While advocates have had recent success on background checks in places like Connecticut and Colorado, they've been thwarted in some other states and in Congress. The U.S. Senate rejected a plan to expand background checks earlier this month, although lawmakers in the chamber are still working to gather additional votes.
Brian Malte, director of mobilization at the national nonprofit lobbying group Brady Campaign to Prevent Gun Violence, said passage through Congress is the ideal in order to have a national solution and so that states with strong gun laws aren't undermined by nearby states with weaker standards. He noted that initiative campaigns are costly endeavors that can drain important, limited resources.
Still, Malte said, the ballot measures are an option to consider.
"At some point, certainly decisions need to be made about what the right time is to say we take it to the people," Malte said.
Brian Judy, a lobbyist who represents the NRA in Washington state, did not return calls seeking comment about the new initiative. He has previously said the NRA would likely oppose such an effort, arguing that the recently proposed laws on background checks would largely impact law-abiding citizens instead of the intended targets such as criminals and the mentally ill.

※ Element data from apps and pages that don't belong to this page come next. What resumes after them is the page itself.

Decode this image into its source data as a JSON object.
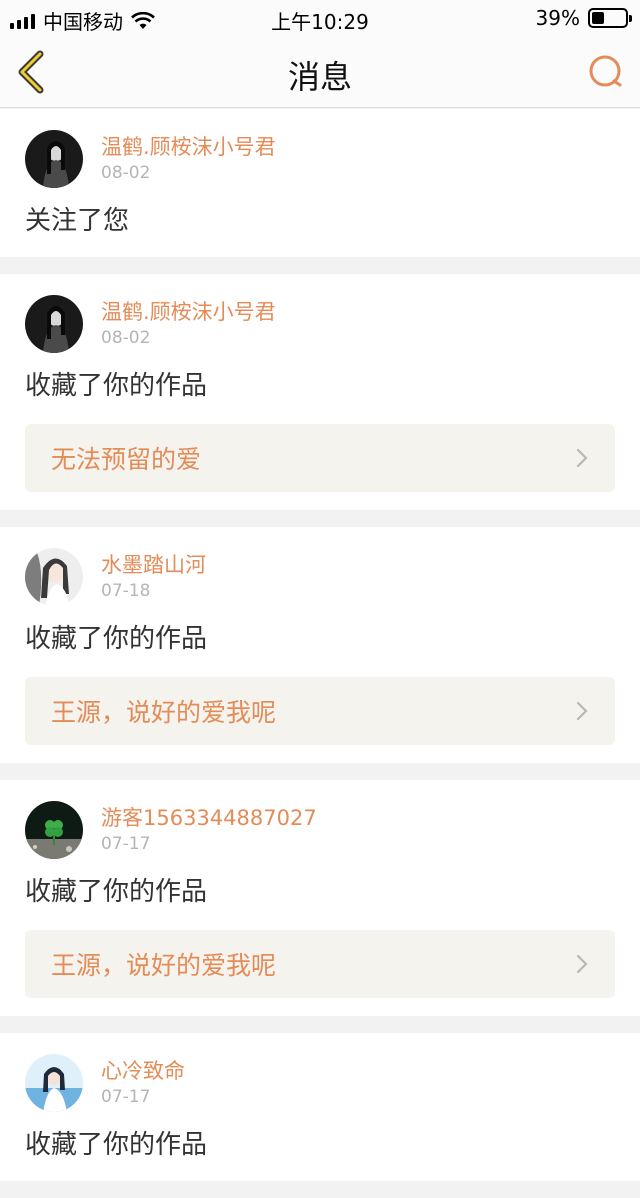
{
  "status": {
    "carrier": "中国移动",
    "time": "上午10:29",
    "battery": "39%",
    "battery_level": 0.39
  },
  "nav": {
    "title": "消息",
    "accent": "#e48c58"
  },
  "messages": [
    {
      "name": "温鹤.顾桉沫小号君",
      "date": "08-02",
      "action": "关注了您",
      "avatar": "dark-portrait-avatar"
    },
    {
      "name": "温鹤.顾桉沫小号君",
      "date": "08-02",
      "action": "收藏了你的作品",
      "work": "无法预留的爱",
      "avatar": "dark-portrait-avatar"
    },
    {
      "name": "水墨踏山河",
      "date": "07-18",
      "action": "收藏了你的作品",
      "work": "王源，说好的爱我呢",
      "avatar": "ink-portrait-avatar"
    },
    {
      "name": "游客1563344887027",
      "date": "07-17",
      "action": "收藏了你的作品",
      "work": "王源，说好的爱我呢",
      "avatar": "clover-avatar"
    },
    {
      "name": "心冷致命",
      "date": "07-17",
      "action": "收藏了你的作品",
      "avatar": "blue-portrait-avatar"
    }
  ]
}
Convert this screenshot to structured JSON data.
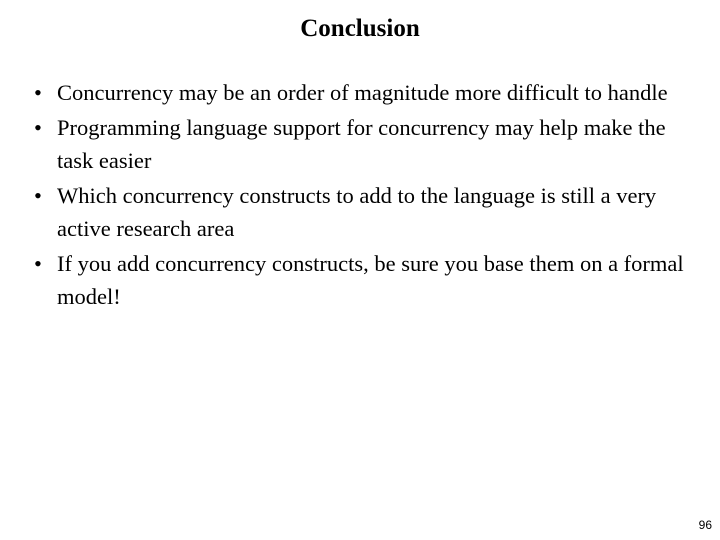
{
  "slide": {
    "title": "Conclusion",
    "page_number": "96",
    "bullet_marker": "•",
    "background_color": "#ffffff",
    "text_color": "#000000",
    "bullets": [
      {
        "text": "Concurrency may be an order of magnitude more difficult to handle"
      },
      {
        "text": "Programming language support for concurrency may help make the task easier"
      },
      {
        "text": "Which concurrency constructs to add to the language is still a very active research area"
      },
      {
        "text": "If you add concurrency constructs, be sure you base them on a formal model!"
      }
    ]
  }
}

Gun measures have had mixed results at the ballot. More than 70 percent of Washington state voters rejected a 1997 initiative campaign that would have required handgun owners to pass a safety course. After the Columbine High School massacre in 1999, voters in Colorado and Oregon approved ballot measures the next year to require background checks for buying weapons at gun shows.
Following another massacre in Colorado earlier this year, state lawmakers approved a bill to expand background checks to private transactions and online purchases. A similar expansion plan in Oregon is stalled in the state Senate.
Some states don't see initiatives as a viable option right now. In Missouri, state Rep. Stacey Newman has been pushing for background checks with little success. While she spoke positively about the idea of a ballot initiative, she said there's no serious consideration of it because of the cost and coordination required just to get it on the ballot. Instead, the supporters of background checks in the state are simply working to prevent NRA-supported legislation from passing the state's General Assembly.
"We're continually on defense," she said.
Gun buyers currently must undergo a background check when they purchase a weapon from a federally licensed firearms dealer but can avoid checks in most states by using private purchases, such as at gun shows.
Washington state advocates believe polls show the public is sufficiently on the side of expanding background checks further. An independent Elway Poll conducted two months ago found that 79 percent of registered voters in Washington state supported background checks on all gun sales, including private transactions.
That wasn't enough to shepherd the bill through the Legislature. Even in the state House, which is controlled by Democrats, supporters fell short after an NRA campaign put pressure on some lawmakers. Pedersen had offered concessions through the process, including the option of sending the measure out for a public vote and exemptions for people who already have concealed pistol licenses or law enforcement credentials.
Pedersen said he was working with the initiative organizers on language for the proposal, and he said the Legislature would first have another chance to adopt the measure early next year. If it fails among lawmakers again, the proposal would then automatically go to the ballot, where Pedersen said he welcomed a campaign competing against groups like the NRA.
"I'm not afraid of it at all," Pedersen said. "The public is really with us. It's the right policy. I think it can be useful for further progress."